Task directions: Here are some entries. Print them exactly as they are.
::::
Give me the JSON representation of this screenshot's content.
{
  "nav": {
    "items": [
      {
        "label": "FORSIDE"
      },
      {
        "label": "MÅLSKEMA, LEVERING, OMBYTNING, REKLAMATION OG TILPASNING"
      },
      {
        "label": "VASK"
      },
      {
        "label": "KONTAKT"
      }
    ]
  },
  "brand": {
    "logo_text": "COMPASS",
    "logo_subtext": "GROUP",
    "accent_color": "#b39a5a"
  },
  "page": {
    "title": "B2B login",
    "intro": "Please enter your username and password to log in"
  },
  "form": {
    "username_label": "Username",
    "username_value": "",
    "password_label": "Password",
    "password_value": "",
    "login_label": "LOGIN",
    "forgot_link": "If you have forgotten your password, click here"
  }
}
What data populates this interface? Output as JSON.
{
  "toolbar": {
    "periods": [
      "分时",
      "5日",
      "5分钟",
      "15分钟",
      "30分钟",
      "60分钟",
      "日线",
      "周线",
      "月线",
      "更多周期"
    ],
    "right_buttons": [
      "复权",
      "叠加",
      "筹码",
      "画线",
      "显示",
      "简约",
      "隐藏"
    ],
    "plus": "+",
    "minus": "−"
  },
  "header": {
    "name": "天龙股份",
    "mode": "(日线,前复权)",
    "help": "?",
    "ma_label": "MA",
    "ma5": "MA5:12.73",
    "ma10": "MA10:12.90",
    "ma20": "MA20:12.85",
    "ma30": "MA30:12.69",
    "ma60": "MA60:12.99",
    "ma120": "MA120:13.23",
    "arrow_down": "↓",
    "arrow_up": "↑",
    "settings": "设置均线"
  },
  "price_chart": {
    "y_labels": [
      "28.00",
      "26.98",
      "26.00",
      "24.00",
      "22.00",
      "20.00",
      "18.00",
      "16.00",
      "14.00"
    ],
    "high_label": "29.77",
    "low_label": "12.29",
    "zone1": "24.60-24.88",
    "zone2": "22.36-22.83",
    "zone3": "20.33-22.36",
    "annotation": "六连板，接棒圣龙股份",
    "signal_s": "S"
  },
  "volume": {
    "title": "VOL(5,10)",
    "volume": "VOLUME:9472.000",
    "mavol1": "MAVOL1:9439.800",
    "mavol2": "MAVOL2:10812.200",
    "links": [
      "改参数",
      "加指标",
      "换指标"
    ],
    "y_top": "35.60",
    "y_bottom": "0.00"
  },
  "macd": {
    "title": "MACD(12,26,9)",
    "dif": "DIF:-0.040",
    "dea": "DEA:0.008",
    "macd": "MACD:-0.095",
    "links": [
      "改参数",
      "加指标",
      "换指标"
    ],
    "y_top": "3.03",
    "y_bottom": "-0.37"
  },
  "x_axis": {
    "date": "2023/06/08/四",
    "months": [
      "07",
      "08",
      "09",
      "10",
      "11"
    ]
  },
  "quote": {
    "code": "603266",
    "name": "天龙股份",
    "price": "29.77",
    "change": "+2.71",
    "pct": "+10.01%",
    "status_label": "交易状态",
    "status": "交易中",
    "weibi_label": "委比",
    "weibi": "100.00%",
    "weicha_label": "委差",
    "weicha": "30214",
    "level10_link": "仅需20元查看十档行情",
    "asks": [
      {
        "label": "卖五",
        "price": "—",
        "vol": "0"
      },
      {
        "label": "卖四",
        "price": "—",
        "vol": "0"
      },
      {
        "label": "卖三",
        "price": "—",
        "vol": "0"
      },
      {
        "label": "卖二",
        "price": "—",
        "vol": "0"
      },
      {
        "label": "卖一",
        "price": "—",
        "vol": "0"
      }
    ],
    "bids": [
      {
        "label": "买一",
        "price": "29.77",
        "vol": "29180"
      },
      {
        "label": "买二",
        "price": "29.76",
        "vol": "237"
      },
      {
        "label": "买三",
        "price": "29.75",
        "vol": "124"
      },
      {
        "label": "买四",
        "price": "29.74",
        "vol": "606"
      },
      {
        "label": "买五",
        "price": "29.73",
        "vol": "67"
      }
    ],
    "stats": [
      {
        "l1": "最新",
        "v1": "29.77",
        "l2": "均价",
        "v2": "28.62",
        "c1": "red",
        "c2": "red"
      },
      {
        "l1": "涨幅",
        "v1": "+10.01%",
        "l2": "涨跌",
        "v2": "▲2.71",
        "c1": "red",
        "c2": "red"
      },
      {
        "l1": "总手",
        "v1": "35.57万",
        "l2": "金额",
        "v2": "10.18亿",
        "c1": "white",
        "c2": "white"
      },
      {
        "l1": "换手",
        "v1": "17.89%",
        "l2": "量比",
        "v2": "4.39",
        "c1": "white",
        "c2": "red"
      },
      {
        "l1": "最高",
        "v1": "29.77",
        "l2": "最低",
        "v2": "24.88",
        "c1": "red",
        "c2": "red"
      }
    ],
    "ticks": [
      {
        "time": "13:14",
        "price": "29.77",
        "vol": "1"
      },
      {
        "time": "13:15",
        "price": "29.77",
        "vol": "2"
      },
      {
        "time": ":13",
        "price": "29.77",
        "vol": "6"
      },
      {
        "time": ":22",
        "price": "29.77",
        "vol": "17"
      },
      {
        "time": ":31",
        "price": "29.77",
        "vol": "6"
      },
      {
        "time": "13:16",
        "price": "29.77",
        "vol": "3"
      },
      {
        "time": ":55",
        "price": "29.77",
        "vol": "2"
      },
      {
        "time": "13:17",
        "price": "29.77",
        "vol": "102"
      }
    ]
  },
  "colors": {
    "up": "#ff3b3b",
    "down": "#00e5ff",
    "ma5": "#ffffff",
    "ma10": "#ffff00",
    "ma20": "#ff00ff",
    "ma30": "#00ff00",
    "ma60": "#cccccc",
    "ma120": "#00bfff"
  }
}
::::
Task response:
Give me the JSON representation of this screenshot's content.
{
  "nav": {
    "items": [
      {
        "label": "FORSIDE"
      },
      {
        "label": "MÅLSKEMA, LEVERING, OMBYTNING, REKLAMATION OG TILPASNING"
      },
      {
        "label": "VASK"
      },
      {
        "label": "KONTAKT"
      }
    ]
  },
  "brand": {
    "logo_text": "COMPASS",
    "logo_subtext": "GROUP",
    "accent_color": "#b39a5a"
  },
  "page": {
    "title": "B2B login",
    "intro": "Please enter your username and password to log in"
  },
  "form": {
    "username_label": "Username",
    "username_value": "",
    "password_label": "Password",
    "password_value": "",
    "login_label": "LOGIN",
    "forgot_link": "If you have forgotten your password, click here"
  }
}
What data populates this interface? Output as JSON.
{
  "toolbar": {
    "periods": [
      "分时",
      "5日",
      "5分钟",
      "15分钟",
      "30分钟",
      "60分钟",
      "日线",
      "周线",
      "月线",
      "更多周期"
    ],
    "right_buttons": [
      "复权",
      "叠加",
      "筹码",
      "画线",
      "显示",
      "简约",
      "隐藏"
    ],
    "plus": "+",
    "minus": "−"
  },
  "header": {
    "name": "天龙股份",
    "mode": "(日线,前复权)",
    "help": "?",
    "ma_label": "MA",
    "ma5": "MA5:12.73",
    "ma10": "MA10:12.90",
    "ma20": "MA20:12.85",
    "ma30": "MA30:12.69",
    "ma60": "MA60:12.99",
    "ma120": "MA120:13.23",
    "arrow_down": "↓",
    "arrow_up": "↑",
    "settings": "设置均线"
  },
  "price_chart": {
    "y_labels": [
      "28.00",
      "26.98",
      "26.00",
      "24.00",
      "22.00",
      "20.00",
      "18.00",
      "16.00",
      "14.00"
    ],
    "high_label": "29.77",
    "low_label": "12.29",
    "zone1": "24.60-24.88",
    "zone2": "22.36-22.83",
    "zone3": "20.33-22.36",
    "annotation": "六连板，接棒圣龙股份",
    "signal_s": "S"
  },
  "volume": {
    "title": "VOL(5,10)",
    "volume": "VOLUME:9472.000",
    "mavol1": "MAVOL1:9439.800",
    "mavol2": "MAVOL2:10812.200",
    "links": [
      "改参数",
      "加指标",
      "换指标"
    ],
    "y_top": "35.60",
    "y_bottom": "0.00"
  },
  "macd": {
    "title": "MACD(12,26,9)",
    "dif": "DIF:-0.040",
    "dea": "DEA:0.008",
    "macd": "MACD:-0.095",
    "links": [
      "改参数",
      "加指标",
      "换指标"
    ],
    "y_top": "3.03",
    "y_bottom": "-0.37"
  },
  "x_axis": {
    "date": "2023/06/08/四",
    "months": [
      "07",
      "08",
      "09",
      "10",
      "11"
    ]
  },
  "quote": {
    "code": "603266",
    "name": "天龙股份",
    "price": "29.77",
    "change": "+2.71",
    "pct": "+10.01%",
    "status_label": "交易状态",
    "status": "交易中",
    "weibi_label": "委比",
    "weibi": "100.00%",
    "weicha_label": "委差",
    "weicha": "30214",
    "level10_link": "仅需20元查看十档行情",
    "asks": [
      {
        "label": "卖五",
        "price": "—",
        "vol": "0"
      },
      {
        "label": "卖四",
        "price": "—",
        "vol": "0"
      },
      {
        "label": "卖三",
        "price": "—",
        "vol": "0"
      },
      {
        "label": "卖二",
        "price": "—",
        "vol": "0"
      },
      {
        "label": "卖一",
        "price": "—",
        "vol": "0"
      }
    ],
    "bids": [
      {
        "label": "买一",
        "price": "29.77",
        "vol": "29180"
      },
      {
        "label": "买二",
        "price": "29.76",
        "vol": "237"
      },
      {
        "label": "买三",
        "price": "29.75",
        "vol": "124"
      },
      {
        "label": "买四",
        "price": "29.74",
        "vol": "606"
      },
      {
        "label": "买五",
        "price": "29.73",
        "vol": "67"
      }
    ],
    "stats": [
      {
        "l1": "最新",
        "v1": "29.77",
        "l2": "均价",
        "v2": "28.62",
        "c1": "red",
        "c2": "red"
      },
      {
        "l1": "涨幅",
        "v1": "+10.01%",
        "l2": "涨跌",
        "v2": "▲2.71",
        "c1": "red",
        "c2": "red"
      },
      {
        "l1": "总手",
        "v1": "35.57万",
        "l2": "金额",
        "v2": "10.18亿",
        "c1": "white",
        "c2": "white"
      },
      {
        "l1": "换手",
        "v1": "17.89%",
        "l2": "量比",
        "v2": "4.39",
        "c1": "white",
        "c2": "red"
      },
      {
        "l1": "最高",
        "v1": "29.77",
        "l2": "最低",
        "v2": "24.88",
        "c1": "red",
        "c2": "red"
      }
    ],
    "ticks": [
      {
        "time": "13:14",
        "price": "29.77",
        "vol": "1"
      },
      {
        "time": "13:15",
        "price": "29.77",
        "vol": "2"
      },
      {
        "time": ":13",
        "price": "29.77",
        "vol": "6"
      },
      {
        "time": ":22",
        "price": "29.77",
        "vol": "17"
      },
      {
        "time": ":31",
        "price": "29.77",
        "vol": "6"
      },
      {
        "time": "13:16",
        "price": "29.77",
        "vol": "3"
      },
      {
        "time": ":55",
        "price": "29.77",
        "vol": "2"
      },
      {
        "time": "13:17",
        "price": "29.77",
        "vol": "102"
      }
    ]
  },
  "colors": {
    "up": "#ff3b3b",
    "down": "#00e5ff",
    "ma5": "#ffffff",
    "ma10": "#ffff00",
    "ma20": "#ff00ff",
    "ma30": "#00ff00",
    "ma60": "#cccccc",
    "ma120": "#00bfff"
  }
}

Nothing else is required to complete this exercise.